Experts said the family is likely to need years of therapy.
"It could take between five and eight years," said Max Friedrich, the psychiatrist who looked after another sequestration victim, Natascha Kampusch, in an interview with the daily Oesterreich.
The head of the local social services, Hans-Heinz Lenze, said a name-change had been suggested for the immediate victims, but Fritzl's other family as well, in order to give them a new start in life.
Long-term investigation expected
"At the moment, all possibilities are being sounded out in closest consultation with the family. But a decision will only be reached in the coming weeks," Lenze told a news conference on Tuesday.

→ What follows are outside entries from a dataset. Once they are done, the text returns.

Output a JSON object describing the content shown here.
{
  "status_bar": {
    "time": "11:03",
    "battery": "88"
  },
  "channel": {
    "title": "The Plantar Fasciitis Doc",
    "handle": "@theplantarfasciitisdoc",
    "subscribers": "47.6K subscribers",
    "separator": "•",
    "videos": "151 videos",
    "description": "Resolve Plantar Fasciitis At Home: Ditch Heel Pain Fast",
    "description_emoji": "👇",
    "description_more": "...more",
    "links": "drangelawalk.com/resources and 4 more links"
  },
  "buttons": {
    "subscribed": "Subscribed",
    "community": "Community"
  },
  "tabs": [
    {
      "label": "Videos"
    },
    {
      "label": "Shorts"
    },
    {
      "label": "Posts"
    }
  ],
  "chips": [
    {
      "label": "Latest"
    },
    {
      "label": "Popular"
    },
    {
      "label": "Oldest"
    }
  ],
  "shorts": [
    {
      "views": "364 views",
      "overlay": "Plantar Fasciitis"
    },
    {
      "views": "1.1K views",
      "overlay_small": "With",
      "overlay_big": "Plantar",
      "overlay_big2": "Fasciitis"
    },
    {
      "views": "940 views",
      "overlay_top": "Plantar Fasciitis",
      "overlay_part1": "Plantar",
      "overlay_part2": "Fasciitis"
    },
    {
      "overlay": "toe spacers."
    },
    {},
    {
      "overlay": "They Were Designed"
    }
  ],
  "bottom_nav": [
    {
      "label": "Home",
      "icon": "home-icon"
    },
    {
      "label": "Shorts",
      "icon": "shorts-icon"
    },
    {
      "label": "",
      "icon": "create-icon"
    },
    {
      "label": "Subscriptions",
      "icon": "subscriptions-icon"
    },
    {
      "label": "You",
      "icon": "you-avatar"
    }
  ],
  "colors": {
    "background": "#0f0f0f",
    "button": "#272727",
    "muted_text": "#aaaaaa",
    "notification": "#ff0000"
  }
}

Can officials look to the Kampusch case for help?
Chief investigator Franz Polzer told Austrian television that police might need "half a year" to complete their investigations. He ruled out any suggestion Fritzl might have had an accomplice.
"As our investigations now stand, there were no accomplices. But you can never be 100 percent certain."
Doctors would determine when police would be allowed to question Elisabeth Fritzl and the children, but that was unlikely to be for several days.
Fritzl had officially adopted the three aboveground children, after showing authorities letters signed by Elizabeth that said she could not care for them, and which asked that they try not to track her down for the sake of herself and her children.
Fritzl was allowed to adopt despite a reported conviction of attempted rape in the 1960s and of arson, but the records were wiped after a period of time set by Austrian law.
The district court in Amstetten, which had greenlighted the adoptions, said it had followed protocol in the adoption proceedings and had had acted correctly.
No sign of wife's complicity
"There weren't any doubts about his (Fritzl's) integrity. Why should I put the child in a foster home, when it could grow up in a family," court president Josef Schoegl told the Austria Press Agency.
Chief police investigator Franz Polzer said there was no sign that Fritzl's wife, who also had seven children with him, knew of the goings on in his locked dungeon.
In the town of Amstetten, more than 200 people including dozens of youngsters quietly held a candlelight vigil in the main square late Tuesday, as the town of 23,000 sought to cast off the notoriety brought to their doorstep by Fritzl.
Shocked residents react
"Shock, sadness, rage and perhaps also hatred have gripped us these last few days," pastor Peter Boesendorfer told those gathered.
"We must acknowledge that there is something in our town that we cannot comprehend," he said, calling on residents "to help and show solidarity so that a life will be possible" for the bewildered children and their scarred mother.
Amstetten mayor Herbert Katzengruber told the Austrian news agency APA: "We want to show that Amstetten is not a town for criminals. But it's mostly about showing solidarity and help to the victims."
Residents have repeatedly insisted they saw nothing amiss before the horror story was made public on Sunday.